    Carol Reed’s The Third Man held its central character, Harry Lime, like a privileged secret. There are no flashbacks just other characters' spoken recollections. Its a deeply nuanced route as every person is not just unreliable, but playing their own game. Their accounts of Harry Lime are at the same time selling their version of the man while sussing out the motivations of their audience. The Mask of Dimitrios, made five years prior to the Third Man shows the immediate flaws of using flashbacks to sell such a story. It was billed, and remembered, as one of Peter Lorre
    • biopic
    • drama
    | Oct. 1, 2016, 4:02 p.m.
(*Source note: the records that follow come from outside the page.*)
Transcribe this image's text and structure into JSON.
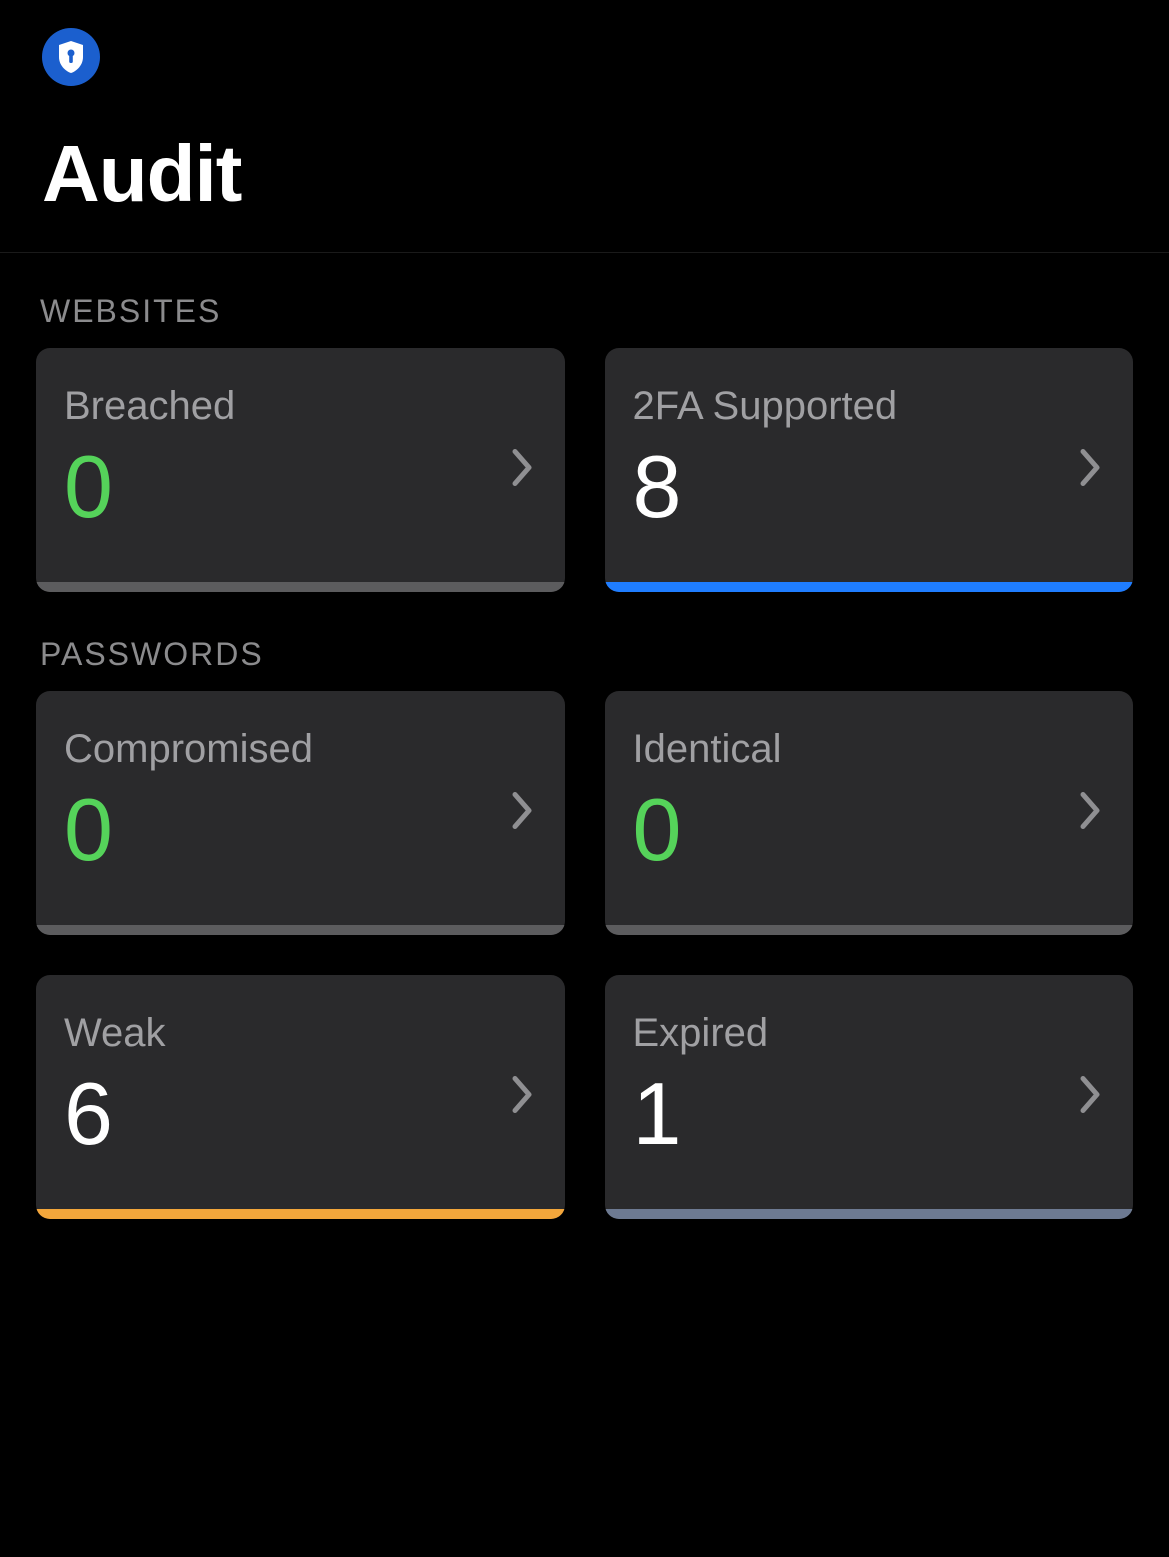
{
  "header": {
    "title": "Audit"
  },
  "sections": {
    "websites": {
      "label": "WEBSITES",
      "cards": {
        "breached": {
          "label": "Breached",
          "value": "0",
          "value_color": "green",
          "accent": "gray"
        },
        "twofa": {
          "label": "2FA Supported",
          "value": "8",
          "value_color": "white",
          "accent": "blue"
        }
      }
    },
    "passwords": {
      "label": "PASSWORDS",
      "cards": {
        "compromised": {
          "label": "Compromised",
          "value": "0",
          "value_color": "green",
          "accent": "gray"
        },
        "identical": {
          "label": "Identical",
          "value": "0",
          "value_color": "green",
          "accent": "gray"
        },
        "weak": {
          "label": "Weak",
          "value": "6",
          "value_color": "white",
          "accent": "orange"
        },
        "expired": {
          "label": "Expired",
          "value": "1",
          "value_color": "white",
          "accent": "slate"
        }
      }
    }
  },
  "colors": {
    "green": "#55d35a",
    "white": "#ffffff",
    "gray": "#5c5c5e",
    "blue": "#1f7dff",
    "orange": "#f3a63b",
    "slate": "#6d7a92"
  }
}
    There’s a narrative popular in establishment media, propagated by the stodgy old talking heads and their formulaic entertainment. Contrary to the designation “social networks”, these online platforms that disseminate content have a de-socializing effect on its users. That these platforms that are built around information sharing and messaging have an insidious isolating effect. In this telling, social networks have produced addicts, and coddled mass shooters. Whatever Mark Zukerberg’s true character, writer Sorkin is more interested in shaping him into a human representation of social media flaws. Jessie Eisenberg portrays a clipped bird: sweaty, nervous, and fundamentally antisocial. He is deeply
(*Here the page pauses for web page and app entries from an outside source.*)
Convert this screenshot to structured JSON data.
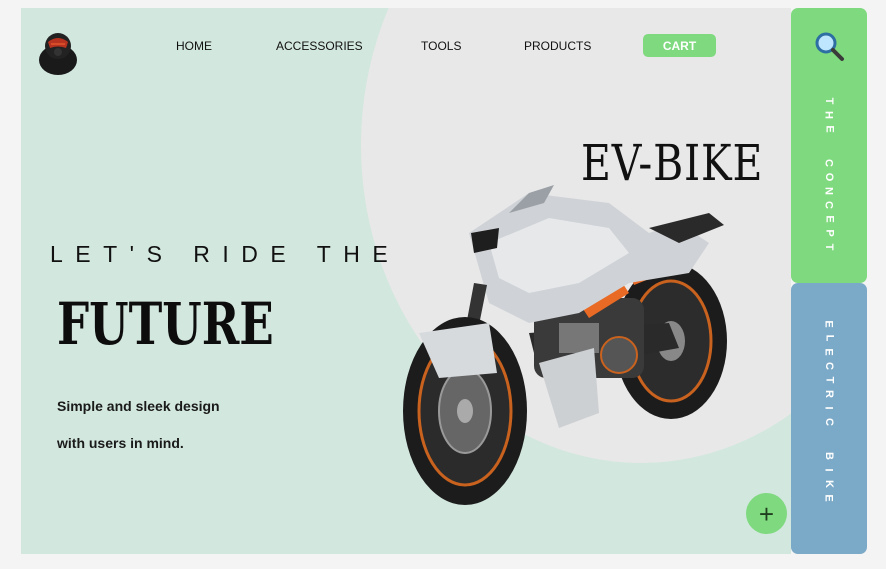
{
  "nav": {
    "items": [
      "HOME",
      "ACCESSORIES",
      "TOOLS",
      "PRODUCTS"
    ],
    "cart_label": "CART"
  },
  "hero": {
    "brand_title": "EV-BIKE",
    "kicker": "LET'S RIDE THE",
    "headline": "FUTURE",
    "tagline_line1": "Simple and sleek design",
    "tagline_line2": "with users in mind."
  },
  "sidebar": {
    "search_icon": "search-icon",
    "concept_label": "THE CONCEPT",
    "electric_label": "ELECTRIC BIKE"
  },
  "actions": {
    "plus_label": "+"
  },
  "colors": {
    "background": "#d2e7de",
    "blob": "#e8e8e8",
    "accent_green": "#7fd97f",
    "accent_blue": "#7ba9c8",
    "text_dark": "#111111"
  }
}
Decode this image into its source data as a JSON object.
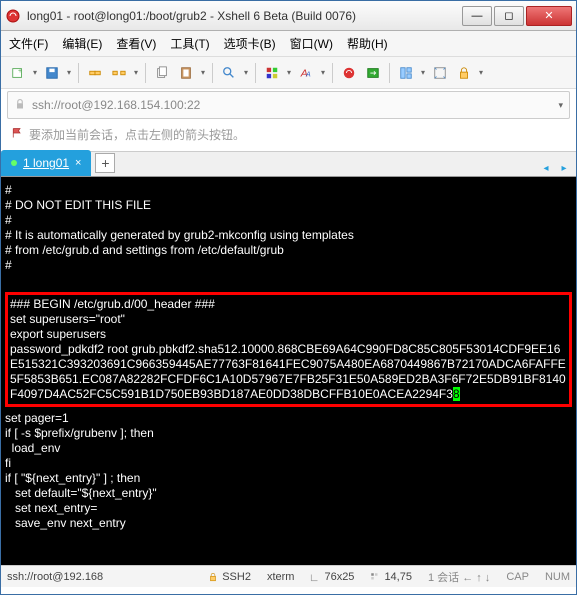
{
  "window": {
    "title": "long01 - root@long01:/boot/grub2 - Xshell 6 Beta (Build 0076)"
  },
  "menu": {
    "file": "文件(F)",
    "edit": "编辑(E)",
    "view": "查看(V)",
    "tools": "工具(T)",
    "tab": "选项卡(B)",
    "window": "窗口(W)",
    "help": "帮助(H)"
  },
  "address": {
    "url": "ssh://root@192.168.154.100:22"
  },
  "hint": {
    "text": "要添加当前会话，点击左侧的箭头按钮。"
  },
  "tab": {
    "label": "1 long01"
  },
  "terminal": {
    "l1": "#",
    "l2": "# DO NOT EDIT THIS FILE",
    "l3": "#",
    "l4": "# It is automatically generated by grub2-mkconfig using templates",
    "l5": "# from /etc/grub.d and settings from /etc/default/grub",
    "l6": "#",
    "h1": "### BEGIN /etc/grub.d/00_header ###",
    "h2": "set superusers=\"root\"",
    "h3": "export superusers",
    "h4": "password_pdkdf2 root grub.pbkdf2.sha512.10000.868CBE69A64C990FD8C85C805F53014CDF9EE16E515321C393203691C966359445AE77763F81641FEC9075A480EA6870449867B72170ADCA6FAFFE5F5853B651.EC087A82282FCFDF6C1A10D57967E7FB25F31E50A589ED2BA3F6F72E5DB91BF8140F4097D4AC52FC5C591B1D750EB93BD187AE0DD38DBCFFB10E0ACEA2294F3",
    "h4_cursor": "8",
    "a1": "set pager=1",
    "a2": "",
    "a3": "if [ -s $prefix/grubenv ]; then",
    "a4": "  load_env",
    "a5": "fi",
    "a6": "if [ \"${next_entry}\" ] ; then",
    "a7": "   set default=\"${next_entry}\"",
    "a8": "   set next_entry=",
    "a9": "   save_env next_entry"
  },
  "status": {
    "addr": "ssh://root@192.168",
    "proto": "SSH2",
    "term": "xterm",
    "size": "76x25",
    "pos": "14,75",
    "cap": "CAP",
    "num": "NUM"
  }
}
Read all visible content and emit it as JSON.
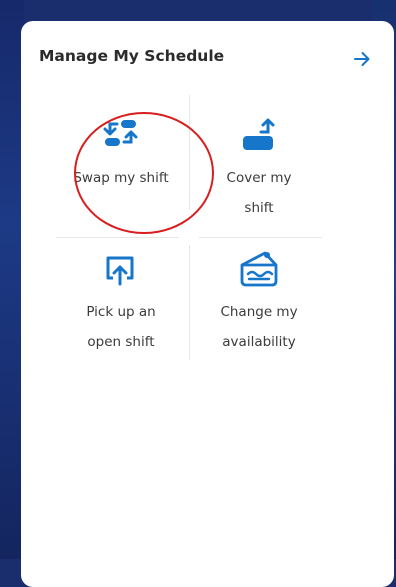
{
  "card": {
    "title": "Manage My Schedule",
    "header_icon": "arrow-right-icon"
  },
  "actions": [
    {
      "label": "Swap my shift",
      "icon": "swap-shift-icon"
    },
    {
      "label": "Cover my shift",
      "icon": "cover-shift-icon"
    },
    {
      "label": "Pick up an open shift",
      "icon": "pickup-shift-icon"
    },
    {
      "label": "Change my availability",
      "icon": "calendar-availability-icon"
    }
  ],
  "colors": {
    "accent": "#1676c9",
    "background": "#1a2e6e",
    "annotation": "#d81e1e"
  }
}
    • drama
    • legal
    | May 13, 2018, 3:22 p.m.
    In 1982 you didn’t have to go to dystopian Australia to find a square jawed hero who learned to live again while pursuing a suicidal mission for greedy victims. Instead of mutant scavengers The Verdict gives the Catholic Church. Instead of the weak greedy hoarders, its the working class family of a woman left brain dead after negligence while delivering her baby. The Verdict certainly hasn’t remained in pop culture like the Road Warrior. It’s remembered primarily as one of the few films in the courtroom genre who try to present a realistic view of the
    • drama
    | Dec. 26, 2017, 2:14 p.m.
    With all due respect to Andrew (Miles Teller), the young drummer at the center of Whiplash, the next Charlie Parker probably won’t come out of a music conservatory. Charlie Parkers never seem to come out of such environments. No, the elite musicians that come out of such places are the people that can play Charlie Parker, and rehash the leavings of decades-gone giants. I’m not in touch with the workings of the modern New York jazz scene, but playing a good version of Caravan to a sparsely attended concert hall, no matter how prestigious, probably won’t affect
    • drama
    • thriller
    | Jan. 7, 2018, 3:41 p.m.
    Films produced in the heat of a fraught political moment have little use for nuance. The good guys are pure and noble, the villains almost caricatures of evil. Soliloquies to the morals of the ideal society are often delivered in verse. The function is unapologetic propaganda. While this heart on the sleeve approach can play as corniness to those outside of the conflict and the moment, such expressions are still interesting in an anthropological sense. Which gods and heroes will the storytellers hold up as examples of this particular ideal society. Western film too produced many such films, particularly in